**Exercise aim**
Your result should be every line of the records below that contains the word "cart".

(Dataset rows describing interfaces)
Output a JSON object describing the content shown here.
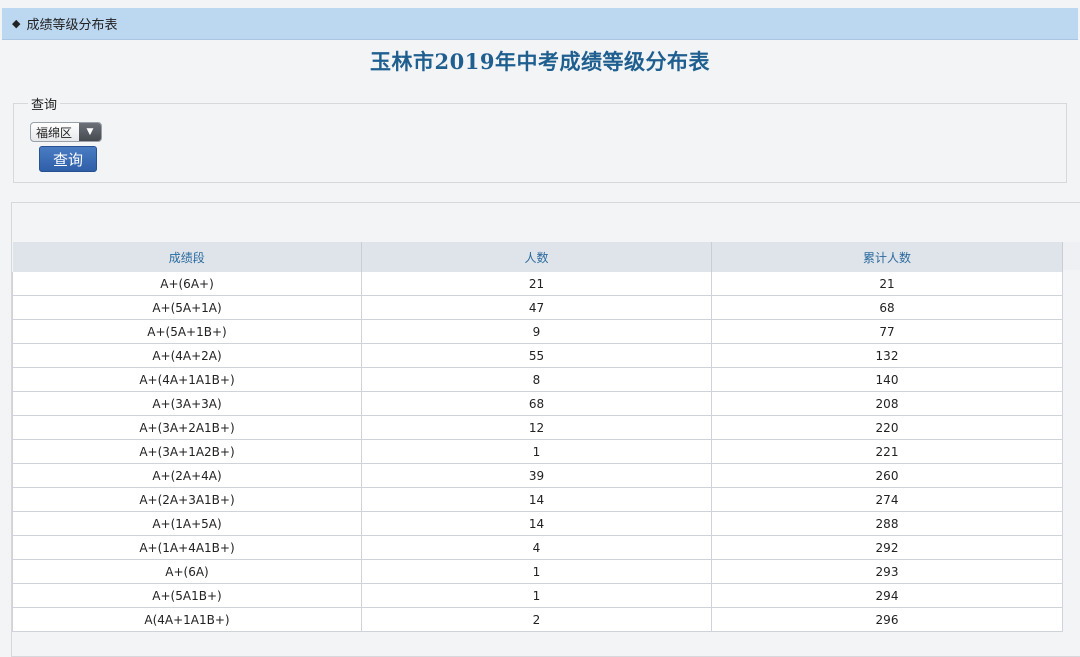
{
  "topbar": {
    "diamond": "◆",
    "title": "成绩等级分布表"
  },
  "page": {
    "title": "玉林市2019年中考成绩等级分布表"
  },
  "query": {
    "legend": "查询",
    "district_selected": "福绵区",
    "dropdown_arrow": "▼",
    "button_label": "查询"
  },
  "table": {
    "headers": [
      "成绩段",
      "人数",
      "累计人数"
    ],
    "rows": [
      [
        "A+(6A+)",
        "21",
        "21"
      ],
      [
        "A+(5A+1A)",
        "47",
        "68"
      ],
      [
        "A+(5A+1B+)",
        "9",
        "77"
      ],
      [
        "A+(4A+2A)",
        "55",
        "132"
      ],
      [
        "A+(4A+1A1B+)",
        "8",
        "140"
      ],
      [
        "A+(3A+3A)",
        "68",
        "208"
      ],
      [
        "A+(3A+2A1B+)",
        "12",
        "220"
      ],
      [
        "A+(3A+1A2B+)",
        "1",
        "221"
      ],
      [
        "A+(2A+4A)",
        "39",
        "260"
      ],
      [
        "A+(2A+3A1B+)",
        "14",
        "274"
      ],
      [
        "A+(1A+5A)",
        "14",
        "288"
      ],
      [
        "A+(1A+4A1B+)",
        "4",
        "292"
      ],
      [
        "A+(6A)",
        "1",
        "293"
      ],
      [
        "A+(5A1B+)",
        "1",
        "294"
      ],
      [
        "A(4A+1A1B+)",
        "2",
        "296"
      ]
    ]
  }
}
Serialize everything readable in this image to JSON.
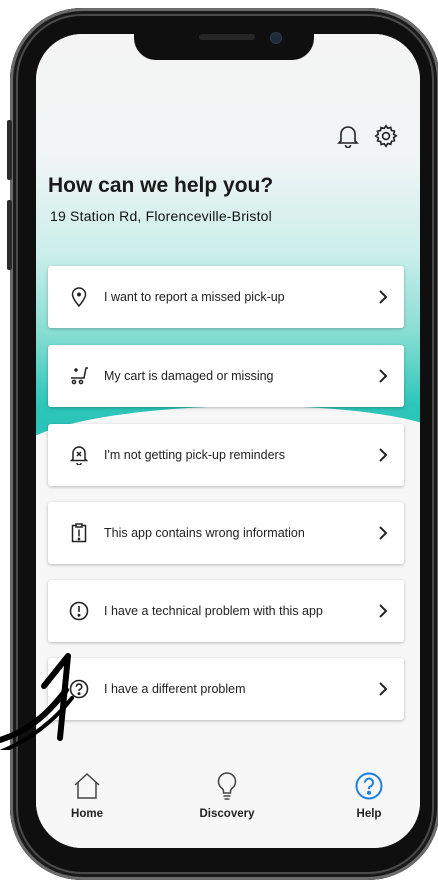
{
  "header": {
    "title": "How can we help you?",
    "address": "19 Station Rd, Florenceville-Bristol"
  },
  "icons": {
    "notifications": "bell-icon",
    "settings": "gear-icon"
  },
  "options": [
    {
      "label": "I want to report a missed pick-up",
      "icon": "location-pin-icon"
    },
    {
      "label": "My cart is damaged or missing",
      "icon": "cart-icon"
    },
    {
      "label": "I'm not getting pick-up reminders",
      "icon": "bell-off-icon"
    },
    {
      "label": "This app contains wrong information",
      "icon": "clipboard-alert-icon"
    },
    {
      "label": "I have a technical problem with this app",
      "icon": "exclamation-circle-icon"
    },
    {
      "label": "I have a different problem",
      "icon": "question-circle-icon"
    }
  ],
  "tabbar": {
    "home": "Home",
    "discovery": "Discovery",
    "help": "Help",
    "active": "help"
  },
  "colors": {
    "accent": "#1a7fe0",
    "teal": "#27c1b5"
  }
}
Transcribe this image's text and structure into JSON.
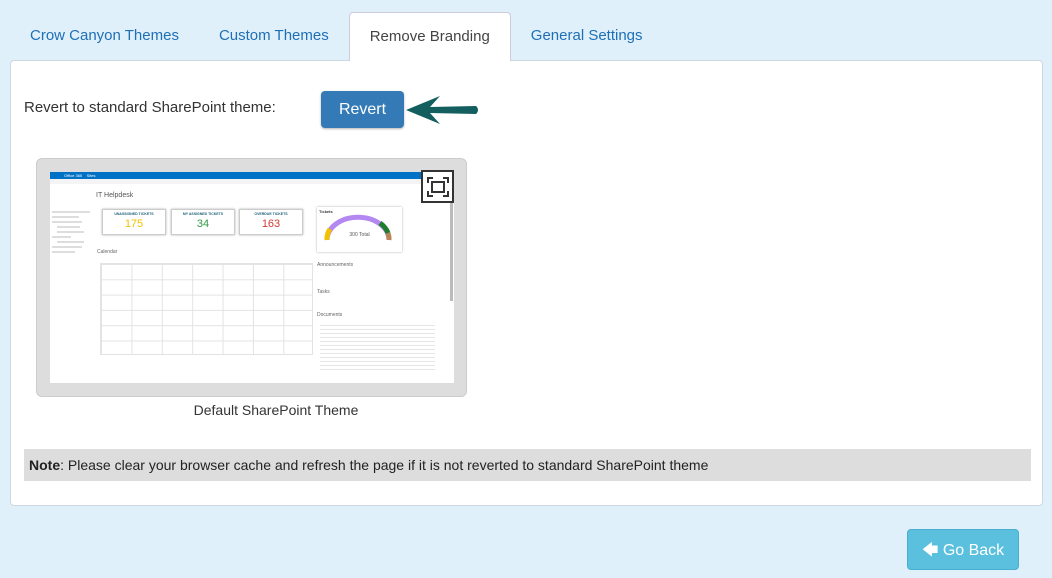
{
  "tabs": [
    {
      "label": "Crow Canyon Themes"
    },
    {
      "label": "Custom Themes"
    },
    {
      "label": "Remove Branding",
      "active": true
    },
    {
      "label": "General Settings"
    }
  ],
  "revert": {
    "label": "Revert to standard SharePoint theme:",
    "button": "Revert",
    "arrow_color": "#135e5e"
  },
  "thumbnail": {
    "caption": "Default SharePoint Theme",
    "topbar": {
      "app": "Office 365",
      "sites": "Sites"
    },
    "site_title": "IT Helpdesk",
    "tiles": [
      {
        "title": "UNASSIGNED TICKETS",
        "value": "175",
        "color": "#f2c200"
      },
      {
        "title": "MY ASSIGNED TICKETS",
        "value": "34",
        "color": "#2e9a44"
      },
      {
        "title": "OVERDUE TICKETS",
        "value": "163",
        "color": "#d43b2f"
      }
    ],
    "chart": {
      "title": "Tickets",
      "total": "300 Total"
    },
    "sections": {
      "calendar": "Calendar",
      "announcements": "Announcements",
      "tasks": "Tasks",
      "documents": "Documents"
    },
    "expand_icon": "expand-icon"
  },
  "note": {
    "label": "Note",
    "text": ": Please clear your browser cache and refresh the page if it is not reverted to standard SharePoint theme"
  },
  "go_back": {
    "label": "Go Back",
    "icon": "arrow-left-icon"
  },
  "colors": {
    "primary": "#337ab7",
    "info": "#5bc0de",
    "background": "#dff0fb"
  }
}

**Written reply**
      "label": "My cart is damaged or missing",
      "icon": "cart-icon"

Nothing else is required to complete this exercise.